(Library) Booking It
So this morning, as I was
standing at the counter eating from a pan of lemon bars with a fork cleaning up after breakfast, I realized that Cameron had forgotten to take his library book to school.
I got a sinking feeling, because the last time he forgot his library book, I thought I'd never hear the end of it. "I didn't turn in my boooooooooook so I couldn't check out a neeeeew ooooooonnnne!" he had bawled, almost unintelligibly, as soon as he got home. I'd felt so bad for him. He loves library day at school and was really disappointed when he didn't get to check anything out. And if I didn't get the book to him, it was going to be the same scenario this time.
I looked at the clock. Eight-thirty. Cameron's in preschool, which only lasts until ten o'clock, so I knew I'd have to get a serious move on if I wanted to catch him before his class went to the library.
I was still in my dropping-off-the-kids uniform which is basically a t-shirt and loungy pants. I wear those because I don't actually have to get out of the car (unless someone runs into me, I mean). Taking the book to Cameron would mean going into the school - which would mean, like, looking at least halfway presentable. Not only that, but it would also mean going into the school with both Coby and Corbin in tow.

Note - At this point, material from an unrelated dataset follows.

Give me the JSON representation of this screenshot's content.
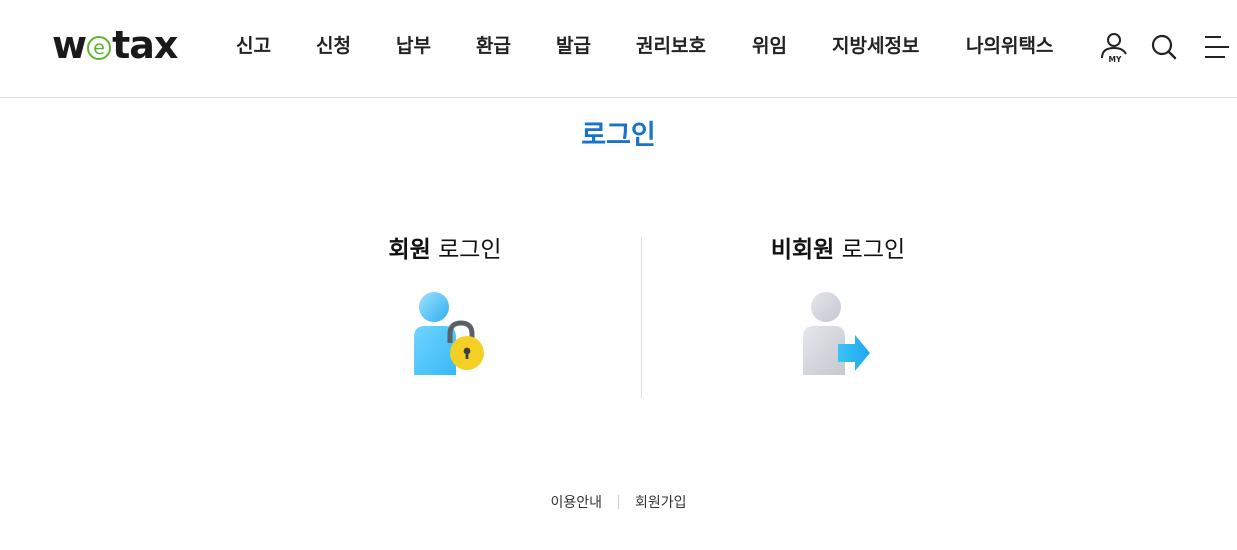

But if I didn't drop off the book, poor Cameron would have to miss out on one of his favorite activities of the week. And if you're a parent, you know that the thought of your child being disappointed hurts your heart in a way that nothing else does.
I hustled along, slapping on some makeup, putting on some clothes, trying to coerce my morning bedhead into a respectable 'do. Hurry, hurry. Grabbed the book off the kitchen counter. Hurry, hurry. Rounded up Coby and Corbin, putting on shoes, leading Coby out the door (and y'all? A sloth could beat Coby out the door). Hurry, hurry. Got everyone in the car and buckled into seats. Tried not to speed (too fast) to the school.

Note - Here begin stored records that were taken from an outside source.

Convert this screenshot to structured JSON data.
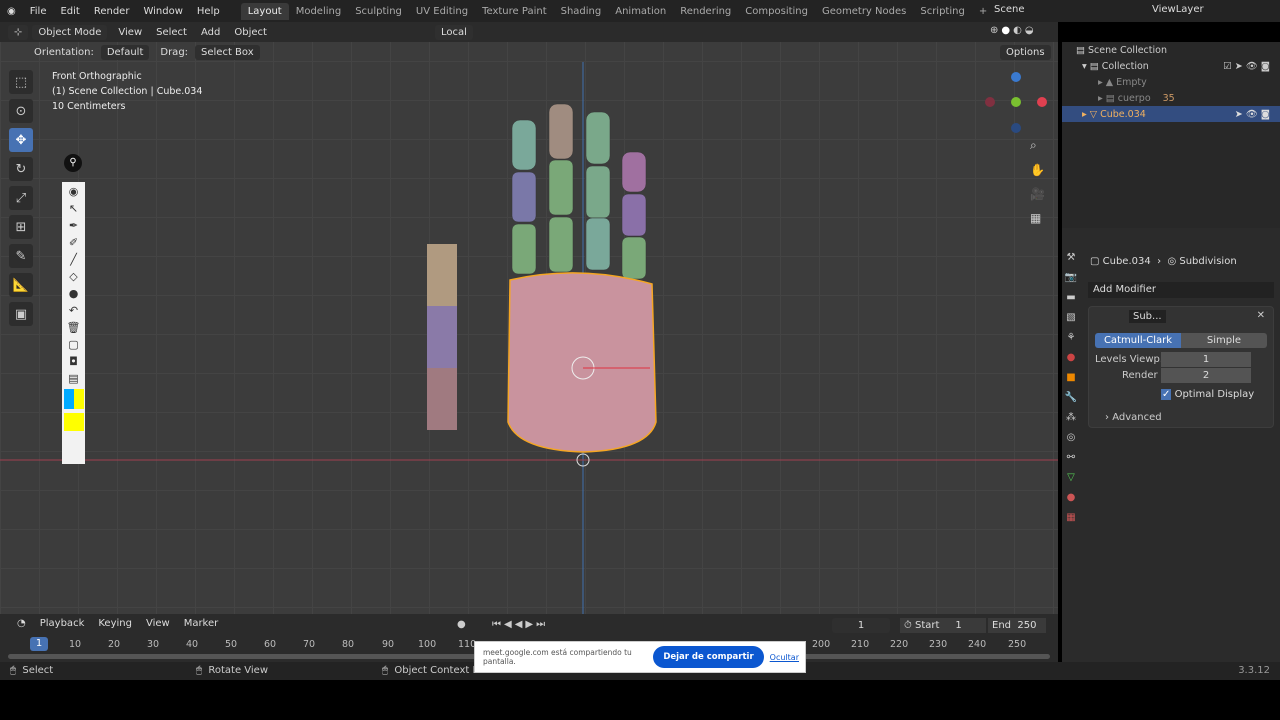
{
  "menu": [
    "File",
    "Edit",
    "Render",
    "Window",
    "Help"
  ],
  "workspaces": [
    "Layout",
    "Modeling",
    "Sculpting",
    "UV Editing",
    "Texture Paint",
    "Shading",
    "Animation",
    "Rendering",
    "Compositing",
    "Geometry Nodes",
    "Scripting",
    "+"
  ],
  "active_workspace": "Layout",
  "scene": "Scene",
  "view_layer": "ViewLayer",
  "header": {
    "mode": "Object Mode",
    "view": "View",
    "select": "Select",
    "add": "Add",
    "object": "Object",
    "pivot": "Local",
    "options": "Options"
  },
  "header2": {
    "orientation_label": "Orientation:",
    "orientation": "Default",
    "drag_label": "Drag:",
    "drag": "Select Box"
  },
  "overlay": {
    "view_name": "Front Orthographic",
    "collection": "(1) Scene Collection | Cube.034",
    "scale": "10 Centimeters"
  },
  "outliner": {
    "root": "Scene Collection",
    "items": [
      {
        "name": "Collection"
      },
      {
        "name": "Empty"
      },
      {
        "name": "cuerpo",
        "badge": "35"
      },
      {
        "name": "Cube.034"
      }
    ]
  },
  "properties": {
    "object": "Cube.034",
    "modifier": "Subdivision",
    "add_modifier": "Add Modifier",
    "mod_name": "Sub...",
    "catmull": "Catmull-Clark",
    "simple": "Simple",
    "levels_label": "Levels Viewp...",
    "levels": "1",
    "render_label": "Render",
    "render": "2",
    "optimal": "Optimal Display",
    "advanced": "Advanced"
  },
  "timeline": {
    "playback": "Playback",
    "keying": "Keying",
    "view": "View",
    "marker": "Marker",
    "current": "1",
    "start_label": "Start",
    "start": "1",
    "end_label": "End",
    "end": "250",
    "ticks": [
      "1",
      "10",
      "20",
      "30",
      "40",
      "50",
      "60",
      "70",
      "80",
      "90",
      "100",
      "110",
      "200",
      "210",
      "220",
      "230",
      "240",
      "250"
    ]
  },
  "status": {
    "select": "Select",
    "rotate": "Rotate View",
    "context": "Object Context M",
    "version": "3.3.12"
  },
  "share": {
    "text": "meet.google.com está compartiendo tu pantalla.",
    "stop": "Dejar de compartir",
    "hide": "Ocultar"
  },
  "colors": {
    "accent": "#4772b3",
    "selected_outline": "#f5a623",
    "mesh": "#c9939e"
  }
}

When I got to the school, run-walking as best I could while lugging Corbin in his heavy baby seat and practically dragging Coby's dawdling behind, I took the book to the secretary in the lobby. "I need to return this book to my son," I said breathlessly. "He's in preschool, and today's their library day, and he won't get to check out a new one unless he turns this one in." Pant, pant, wheeze.

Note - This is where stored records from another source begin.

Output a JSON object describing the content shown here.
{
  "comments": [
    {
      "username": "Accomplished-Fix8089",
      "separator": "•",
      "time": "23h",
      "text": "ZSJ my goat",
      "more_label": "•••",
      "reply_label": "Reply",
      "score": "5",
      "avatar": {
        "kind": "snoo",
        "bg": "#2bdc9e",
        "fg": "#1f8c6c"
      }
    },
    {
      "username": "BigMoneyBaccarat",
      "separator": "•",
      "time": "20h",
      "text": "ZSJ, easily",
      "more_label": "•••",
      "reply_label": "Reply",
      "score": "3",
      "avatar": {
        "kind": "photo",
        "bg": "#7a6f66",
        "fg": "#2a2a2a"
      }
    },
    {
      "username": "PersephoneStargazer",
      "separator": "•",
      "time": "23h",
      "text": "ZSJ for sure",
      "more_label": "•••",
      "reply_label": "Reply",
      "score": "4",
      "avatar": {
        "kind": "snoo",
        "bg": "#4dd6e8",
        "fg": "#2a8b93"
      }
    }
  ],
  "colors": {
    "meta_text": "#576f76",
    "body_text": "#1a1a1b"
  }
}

The secretary smiled brightly. "Okay! Do you want to take the book to your son's classroom?"
I blinked. No! I wanted to scream. I have just busted my ass to get ready in a fired-up hurry and readied two uncooperative children and dragged them into and out of the car and schlepped them into the school lobby and it was like pulling two mules up a hill and my arm is aching from carrying this carseat and if I go back into the preschool room Coby will have a fit because he'll want to stay and I'll have to listen to him gripe about it for much longer than I care to and can't you just have someone deliver the damn book to the library?
But since I couldn't say that, I just said, "...Sure."
So I walked. With both kids. Down the hall. Into the preschool room. Fielded Coby's inevitable whines of, "Mom, can I stay? Can I?"
And finally, finally, dropped. Off. The book.
All this for Captain Underpants and the Attack of the Talking Toilets.
When Cameron got home from school, I was hoping for a little gratitude. "So, Cam, were you glad that Mommy dropped your book off for you?"
"Yes, Mommy," he said.
"Great! So did you check out another book?" I asked.
"Yep!" he said proudly. "Look!" And he pulled out of his backpack ....
THE SAME BOOK HE'D JUST HAD ... ONLY IN SOFTCOVER THIS TIME.
The same book he had forgotten. The same book I had nearly run myself ragged in an effort to return to him. The same book that he could have just kept all week and I'd never have had to make the extra trip to the school.
He's lucky I love him ...